Penetration Testing Pricing
Updated: April 9, 2018
How Much Should You Pay for A Pen Test?
It’s my job to ensure that we’re priced right and delivering a strong value for what we charge. Yet, I’m continually amazed at the price differential I am seeing for penetration tests (pen tests). With prices ranging from $1,500 to hundreds of thousands of dollars, I can imagine how difficult it might be for our customers to understand how penetration testing pricing works.
Similar to many things that you buy, generally the higher cost products tend to be better than the lower cost products. While this is likely true in the pen testing world too, how do you know what is adequate for your needs? Even though there’s a need for high dollar tests at the highest category, most companies don’t need to spend $250,000 on a multi-month penetration test. For just one week of penetration testing, pricing ranges from $1,500 to about $15,000 for a full retail price. However, not all pen tests are equal.
Here’s a breakdown of why pen testing prices are so different.

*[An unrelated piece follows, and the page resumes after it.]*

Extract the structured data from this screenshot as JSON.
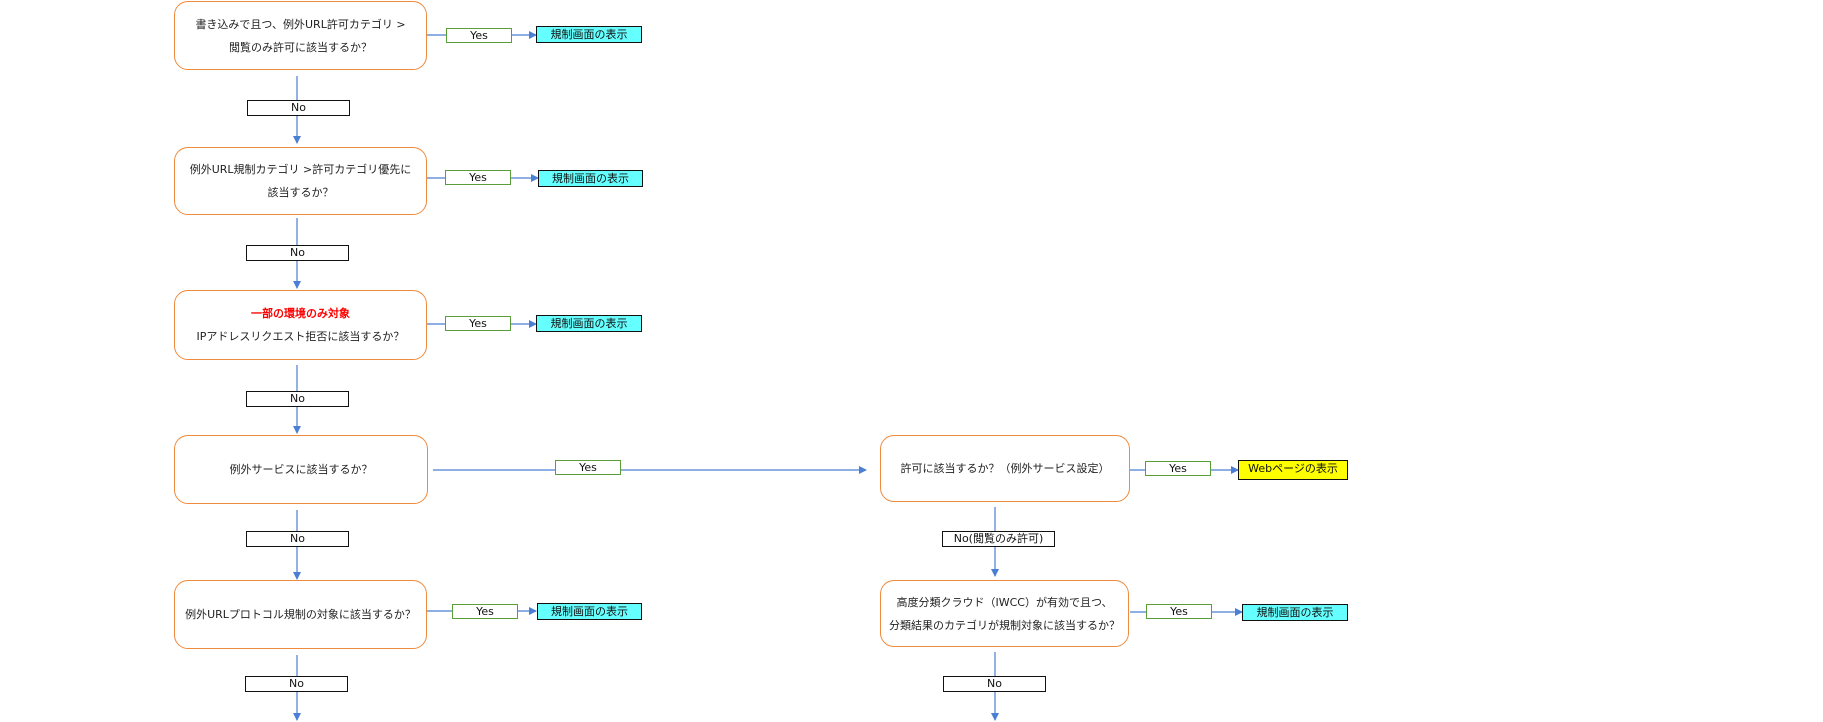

There are other elements that might come into play, such as on-site vs. remote and remediation testing, however this list focuses on the penetration test work itself.

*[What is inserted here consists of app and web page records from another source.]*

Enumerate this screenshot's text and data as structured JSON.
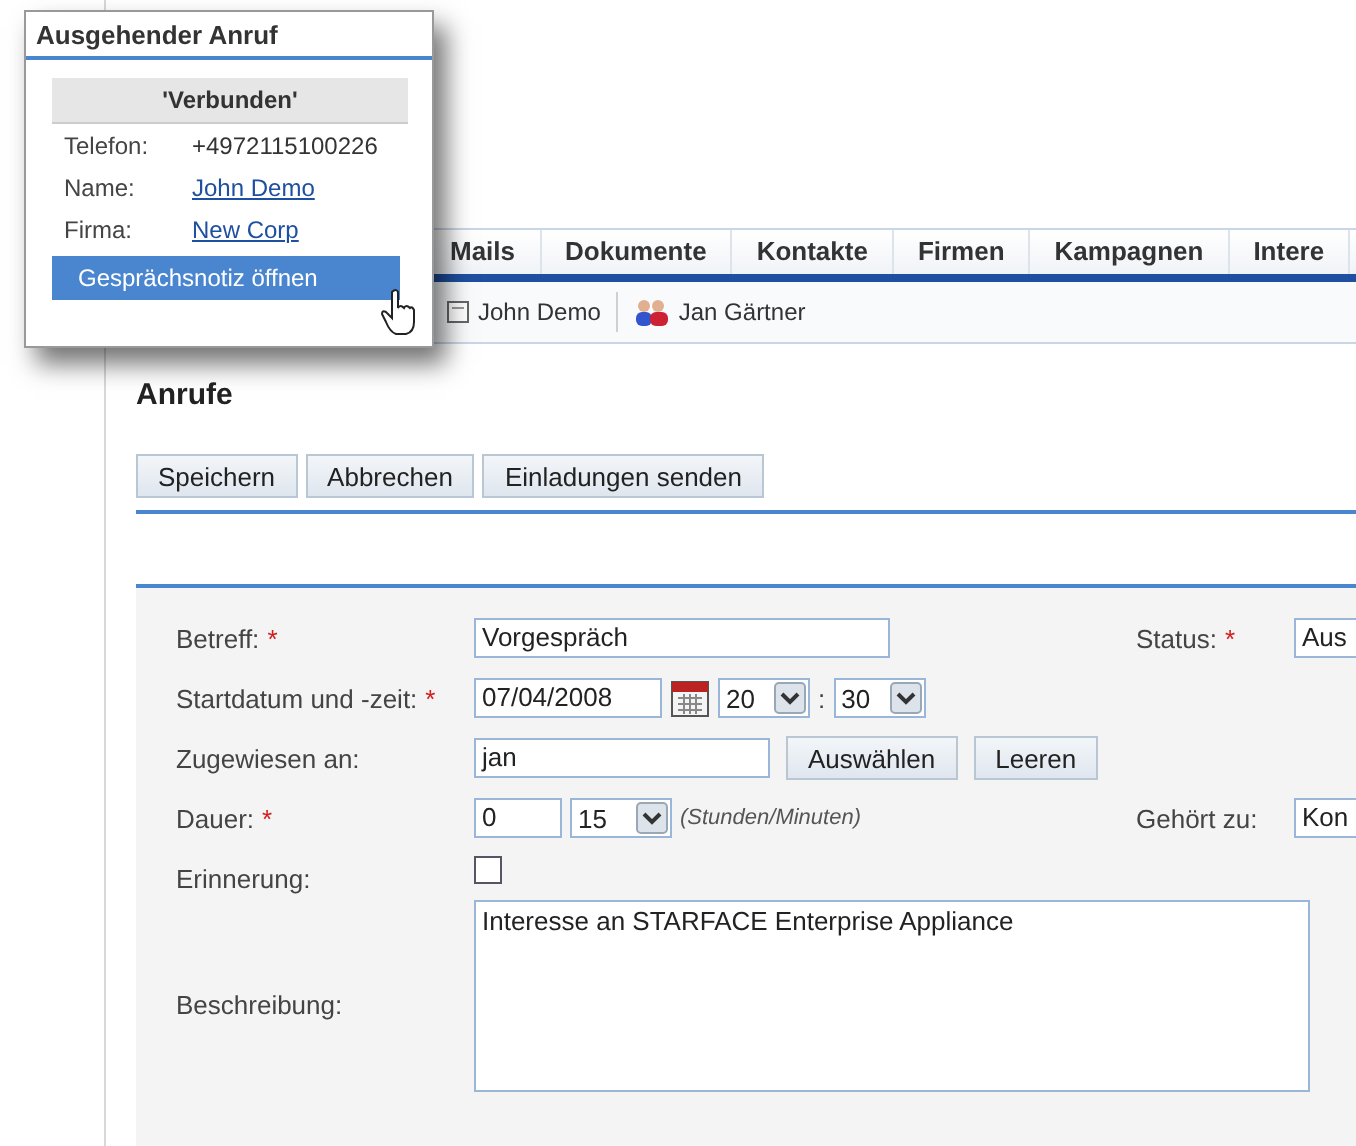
{
  "popup": {
    "title": "Ausgehender Anruf",
    "status": "'Verbunden'",
    "fields": [
      {
        "label": "Telefon:",
        "value": "+4972115100226",
        "kind": "text"
      },
      {
        "label": "Name:",
        "value": "John Demo",
        "kind": "link"
      },
      {
        "label": "Firma:",
        "value": "New Corp",
        "kind": "link"
      }
    ],
    "action": "Gesprächsnotiz öffnen"
  },
  "tabs": [
    {
      "label": "Mails"
    },
    {
      "label": "Dokumente"
    },
    {
      "label": "Kontakte"
    },
    {
      "label": "Firmen"
    },
    {
      "label": "Kampagnen"
    },
    {
      "label": "Intere"
    }
  ],
  "recent": [
    {
      "label": "John Demo",
      "kind": "record"
    },
    {
      "label": "Jan Gärtner",
      "kind": "users"
    }
  ],
  "heading": "Anrufe",
  "buttons": [
    "Speichern",
    "Abbrechen",
    "Einladungen senden"
  ],
  "form": {
    "rows": [
      {
        "label": "Betreff:",
        "required_mark": "*",
        "kind": "text",
        "value": "Vorgespräch",
        "side": {
          "label": "Status:",
          "required_mark": "*",
          "value": "Aus"
        }
      },
      {
        "label": "Startdatum und -zeit:",
        "required_mark": "*",
        "kind": "datetime",
        "date": "07/04/2008",
        "hour": "20",
        "separator": ":",
        "minute": "30"
      },
      {
        "label": "Zugewiesen an:",
        "kind": "assign",
        "value": "jan",
        "buttons": [
          "Auswählen",
          "Leeren"
        ]
      },
      {
        "label": "Dauer:",
        "required_mark": "*",
        "kind": "duration",
        "hours": "0",
        "minutes": "15",
        "hint": "(Stunden/Minuten)",
        "side": {
          "label": "Gehört zu:",
          "value": "Kon"
        }
      },
      {
        "label": "Erinnerung:",
        "kind": "checkbox",
        "checked": false
      },
      {
        "label": "Beschreibung:",
        "kind": "textarea",
        "value": "Interesse an STARFACE Enterprise Appliance"
      }
    ]
  }
}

Not all pen testers are the same, and the proposed pen test pricing should reflect that. For example, some pen testers are incredible at hacking Windows systems, but are not nearly as strong when it comes to Linux or mobile technology. Make certain that the team is well versed in all technologies that you have in scope. Many environments have a huge mix of Linux, Windows, Android, iOS, Mac OS X, Cisco IOS, Wireless networks, and others. Your pen tester needs to have skills in all of the areas that affect your environment to perform a valid test.
Time Dedicated to the Job
The amount of time that a penetration tester spends on a job can really vary, leaving lots of room in how the jobs are quoted. Some pen testers believe that a week, two weeks, or even months are required to get a comprehensive test completed on your network. If you’re quoted anything less than a week, I would hope that it’s an extremely small scope of just a few IPs with no services running on them. Otherwise, I’d be skeptical. The key here is to make sure the time spent on the job makes sense with what you’ve deemed in scope for the test. Keep in mind a single IP with a large customer facing web portal with 10 user roles will take a lot more time than 250 IP addresses that only respond to ping.
There’s a few different ways to complete a penetration test. I’ve broken them down into types for reference.
- Type A would be to search for the low hanging fruit and gain access to a system as quickly as possible. The goal would be to pivot, gain additional access to other systems, ensure retention of the foothold, and finally exfiltrate data. This is a true penetration test and demonstrates exactly what would happen in the event of a real world breach. Some companies call this a “deep” penetration test as it gains access to internal systems and data. It’s the type of test that we prefer to do and what I would recommend as this is what the real adversarial hackers are doing.
- Type B searches for every possible entry point and validates that the entry point actually is exploitable. This validation is most often completed by performing the exploit and gaining additional privileges. The focus with this type is to find as many entry points as possible to ensure they are remediated. The underlying system might be compromised, but the goal is not to pivot, breach additional systems, or to exfiltrate data. This type is often useful for regulatory requirements as it provides better assurance that all known external security vulnerabilities are uncovered.
- Type C is really more of a vulnerability scan where the results from the scanner report are validated and re-delivered within a penetration testing report. Many of your lower cost firms are delivering this as a penetration test, although it really isn’t one. It’s just a paid vulnerability scan, and, in some cases, that might be all you need. We offer a vulnerability scan called the BSA on an automatic, recurring basis and it is very useful in discovering new security risks that are caused by changes to the environment or detecting emerging threats. No, it’s not a pen test 😉
My recommendation would be to ensure both Type A and B are part of your pen test. This means that even a small IP range will have a week long test at a minimum, but it is the most comprehensive way to pen test your environment and best meets regulatory requirements as well. Type A will ensure that a test is completed allowing pivoting and exfiltration of information. Type B will get you that comprehensive test of any vulnerabilities found to ensure that you’re fixing real issues and not false positives.
Don’t Go too Low
If someone is offering you a pen test for less than $3,000 for an entire week of effort, I would be very skeptical that you’re getting an actual penetration test. The ethical hackers that perform these tests are costly, and as they don’t work for a salary that would fit the bill rate. Remember that these resources need to understand networking, operating systems, applications, and security all at the same time. In addition, there is also cost overhead from operating a business that should be considered.
Regardless, penetration testing is a vital part of a strong security program. Most regulations and security professionals recommend it be performed annually. It’s better to be hacked by a pen testing vendor than the alternative, so give us a call at Raxis and we’ll be glad to help you improve your security by uncovering any hidden security risks.